Ashurst Australia managing partner John Carrington refused to discuss the matter yesterday. He was travelling back from Dubai with chairmanMary Padbury and deputy managing partner Helen McKenzie.
National firm Blake Dawson merged with UK giant Ashurst and took on its name in March last year amid a spate of tie-ups between local and foreign partnerships.
Since then, the local operation has been under financial pressure and management is reportedly struggling to meet fiscal targets imposed as a final condition of the full tie-up.
Partners had been due to vote in 2014 on whether to progress to the full financial merger but that has now been brought forward to around October this year. A possibility that the UK practice may actively seek a US merger partner is adding more pressure.
The Australian Financial Review spoke with several people close to the firm who declined to be named, given the highly sensitive nature of the plan. But all expressed concern about the possible extent and speed of the proposed cuts.
“It will be the day of the long knives. It will be a bloodbath,” one source said.
As the third-largest partnership in Australia, the firm has 132 equity partners and 57 salaried partners in six cities locally and in Asia through a joint venture with Ashurst in the region.
Those 189 partners take Ashurst’s global tally of partners to 422.
But the jobs of at least 20 and up to 50 local equity partners are in jeopardy. Some are expected to be sacked, while others may be moved to salaried partner level.
“Firm collapses historically are usually triggered by partner exits. So if you go and push out 50 partners yourself…well ... they’re already on a precipice, in my view,” a source said.
It is understood the practice groups that will be targeted include the Sydney and Melbourne corporate teams, the national energy and resources and insurance practices – and potentially some government and employment partners.
“There is a lot of uncertainty and nervousness among partners at the moment,” another source said.
Sources said the Australian management would probably avoid a partnership-wide announcement in favour of discreet visits to targeted individuals by Mr Carrington, which could begin next month.
“They have a habit of going off for Christmas and running lists of people and then coming back and chopping them. That’s how it’s been done several times,” a source said.
Tough market conditions have meant many large firms are not expecting significant revenue or profit growth over the course of this financial year. Ashurst Australia’s revenue rose 4.7 per cent to $398 million in 2011-12, when its top partners earned as much as $1.8 million with a bonus. Most equity partners received between $800,000 and $1 million.
The net profit for Ashurst’s non-Australian practice grew by just over 5 per cent in 2011-12 to £112 million ($170 million) derived from revenue of £322 million.
However, it is understood that current equity partner drawings for Australia are “through the floor”.

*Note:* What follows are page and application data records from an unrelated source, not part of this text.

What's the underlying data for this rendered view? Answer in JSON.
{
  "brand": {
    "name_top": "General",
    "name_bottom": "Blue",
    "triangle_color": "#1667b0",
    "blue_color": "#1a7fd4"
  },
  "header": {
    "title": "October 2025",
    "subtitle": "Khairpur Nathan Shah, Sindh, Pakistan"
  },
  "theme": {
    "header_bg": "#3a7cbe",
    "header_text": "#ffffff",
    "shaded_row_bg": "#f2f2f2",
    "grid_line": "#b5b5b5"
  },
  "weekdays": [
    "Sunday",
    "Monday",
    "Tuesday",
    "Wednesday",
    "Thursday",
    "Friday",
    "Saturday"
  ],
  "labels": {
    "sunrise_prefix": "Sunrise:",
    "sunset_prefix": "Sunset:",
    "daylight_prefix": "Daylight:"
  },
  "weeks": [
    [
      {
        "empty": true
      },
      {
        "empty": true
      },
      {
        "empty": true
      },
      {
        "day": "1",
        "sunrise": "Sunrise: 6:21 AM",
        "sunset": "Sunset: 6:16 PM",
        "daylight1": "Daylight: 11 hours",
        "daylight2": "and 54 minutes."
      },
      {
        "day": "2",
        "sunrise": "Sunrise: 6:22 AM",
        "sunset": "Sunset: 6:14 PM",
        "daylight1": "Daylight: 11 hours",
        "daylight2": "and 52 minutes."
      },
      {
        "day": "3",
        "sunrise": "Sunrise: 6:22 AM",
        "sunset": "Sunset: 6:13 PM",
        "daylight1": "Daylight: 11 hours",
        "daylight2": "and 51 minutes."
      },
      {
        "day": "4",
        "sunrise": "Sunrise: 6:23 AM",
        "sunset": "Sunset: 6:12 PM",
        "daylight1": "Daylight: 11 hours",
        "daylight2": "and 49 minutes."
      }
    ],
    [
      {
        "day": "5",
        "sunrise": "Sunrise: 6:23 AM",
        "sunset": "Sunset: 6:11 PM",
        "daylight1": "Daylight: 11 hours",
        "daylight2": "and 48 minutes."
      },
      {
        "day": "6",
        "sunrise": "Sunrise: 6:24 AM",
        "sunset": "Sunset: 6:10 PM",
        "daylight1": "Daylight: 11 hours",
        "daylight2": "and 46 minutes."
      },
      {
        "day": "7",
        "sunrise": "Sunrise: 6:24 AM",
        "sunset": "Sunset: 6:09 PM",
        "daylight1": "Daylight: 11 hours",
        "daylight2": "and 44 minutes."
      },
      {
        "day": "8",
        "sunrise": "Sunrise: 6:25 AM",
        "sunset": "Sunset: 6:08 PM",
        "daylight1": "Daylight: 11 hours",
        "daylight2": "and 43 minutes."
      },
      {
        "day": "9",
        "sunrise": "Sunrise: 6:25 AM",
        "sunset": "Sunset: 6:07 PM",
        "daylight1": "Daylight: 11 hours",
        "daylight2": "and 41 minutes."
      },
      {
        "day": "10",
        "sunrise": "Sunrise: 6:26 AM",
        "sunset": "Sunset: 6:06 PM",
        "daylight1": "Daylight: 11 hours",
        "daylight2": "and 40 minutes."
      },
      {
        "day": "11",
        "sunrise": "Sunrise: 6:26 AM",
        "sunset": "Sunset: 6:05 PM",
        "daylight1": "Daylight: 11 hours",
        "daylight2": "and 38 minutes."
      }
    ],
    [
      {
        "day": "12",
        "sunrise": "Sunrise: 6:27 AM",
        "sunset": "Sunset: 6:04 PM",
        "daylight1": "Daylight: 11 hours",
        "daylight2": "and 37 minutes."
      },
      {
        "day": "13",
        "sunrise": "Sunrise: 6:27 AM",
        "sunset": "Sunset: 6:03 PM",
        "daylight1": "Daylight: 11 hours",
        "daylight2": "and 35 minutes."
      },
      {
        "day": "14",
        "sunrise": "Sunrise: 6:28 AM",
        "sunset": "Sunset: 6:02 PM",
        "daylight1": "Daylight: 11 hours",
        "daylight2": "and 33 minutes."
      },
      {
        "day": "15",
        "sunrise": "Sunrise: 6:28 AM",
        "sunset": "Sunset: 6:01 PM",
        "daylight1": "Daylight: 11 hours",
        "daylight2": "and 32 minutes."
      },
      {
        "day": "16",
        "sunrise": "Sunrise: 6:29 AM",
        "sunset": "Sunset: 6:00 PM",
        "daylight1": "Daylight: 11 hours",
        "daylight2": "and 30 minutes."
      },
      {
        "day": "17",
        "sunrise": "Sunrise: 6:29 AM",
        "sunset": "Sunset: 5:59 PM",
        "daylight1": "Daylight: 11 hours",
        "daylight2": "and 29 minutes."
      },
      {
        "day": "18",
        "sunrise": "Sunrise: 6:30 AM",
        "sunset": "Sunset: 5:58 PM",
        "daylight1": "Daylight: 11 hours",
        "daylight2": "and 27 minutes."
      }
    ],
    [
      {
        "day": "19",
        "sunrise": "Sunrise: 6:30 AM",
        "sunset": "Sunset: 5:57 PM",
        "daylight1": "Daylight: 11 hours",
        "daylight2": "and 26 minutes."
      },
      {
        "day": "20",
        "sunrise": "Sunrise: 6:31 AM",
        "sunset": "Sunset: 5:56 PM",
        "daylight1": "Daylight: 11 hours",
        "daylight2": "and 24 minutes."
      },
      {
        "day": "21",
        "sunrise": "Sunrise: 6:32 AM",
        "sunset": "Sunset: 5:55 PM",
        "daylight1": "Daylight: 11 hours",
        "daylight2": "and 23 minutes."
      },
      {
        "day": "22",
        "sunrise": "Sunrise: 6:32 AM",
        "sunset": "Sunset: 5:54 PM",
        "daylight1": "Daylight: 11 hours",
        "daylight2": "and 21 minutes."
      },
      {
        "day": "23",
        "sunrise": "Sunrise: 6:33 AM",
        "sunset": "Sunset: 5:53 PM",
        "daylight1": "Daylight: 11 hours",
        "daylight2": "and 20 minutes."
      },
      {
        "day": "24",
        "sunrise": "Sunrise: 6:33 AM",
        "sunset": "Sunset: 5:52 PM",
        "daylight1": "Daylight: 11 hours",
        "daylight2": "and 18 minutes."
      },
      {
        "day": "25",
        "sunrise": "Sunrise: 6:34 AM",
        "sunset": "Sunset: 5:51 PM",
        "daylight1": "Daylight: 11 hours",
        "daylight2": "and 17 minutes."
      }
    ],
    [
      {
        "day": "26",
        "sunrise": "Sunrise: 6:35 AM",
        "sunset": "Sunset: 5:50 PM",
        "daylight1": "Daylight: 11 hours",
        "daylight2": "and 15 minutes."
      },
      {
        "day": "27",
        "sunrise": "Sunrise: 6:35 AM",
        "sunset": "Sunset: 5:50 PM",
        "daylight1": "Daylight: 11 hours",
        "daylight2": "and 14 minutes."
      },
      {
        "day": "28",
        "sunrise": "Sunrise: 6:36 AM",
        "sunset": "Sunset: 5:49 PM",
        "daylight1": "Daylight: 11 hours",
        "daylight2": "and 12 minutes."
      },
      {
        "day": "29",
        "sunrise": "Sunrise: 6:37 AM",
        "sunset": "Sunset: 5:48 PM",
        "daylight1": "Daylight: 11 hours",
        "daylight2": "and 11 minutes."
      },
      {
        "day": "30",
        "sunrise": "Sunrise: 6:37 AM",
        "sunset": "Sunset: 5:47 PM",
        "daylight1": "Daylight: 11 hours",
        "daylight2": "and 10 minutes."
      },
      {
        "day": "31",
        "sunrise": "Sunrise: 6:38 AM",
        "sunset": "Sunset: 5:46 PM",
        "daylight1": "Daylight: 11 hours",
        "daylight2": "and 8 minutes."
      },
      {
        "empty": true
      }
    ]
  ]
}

It means the profit gap between the Australian business and its international counterpart could be much bigger than forecast when merger talks began in late 2011. This is despite Ashurst Australia’s figures benefiting from a strong Australian dollar against the pound.
“The dollar has stayed high which is fortunate, because otherwise I think [the merger] would have been off. I’d be very worried about what happens when the dollar normalises,” an insider said.
In December the firm also offered redundancies to a number of staff, which it explained as an adjustment to a challenging market.
It is understood that when the Australian partners voted on the March 2012 merger, none were told of a plan to drastically cut the partnership. However, many viewed some future cuts as necessary.
“Australia accounts for almost half the partner count of the global firm so the notion that there could have to be cuts wasn’t unexpected,” a source said.
There was also an expectation that the firm, like others in Australia that conducted global mergers, would reduce its practice group focus and the number of partners in non-fee earning management positions.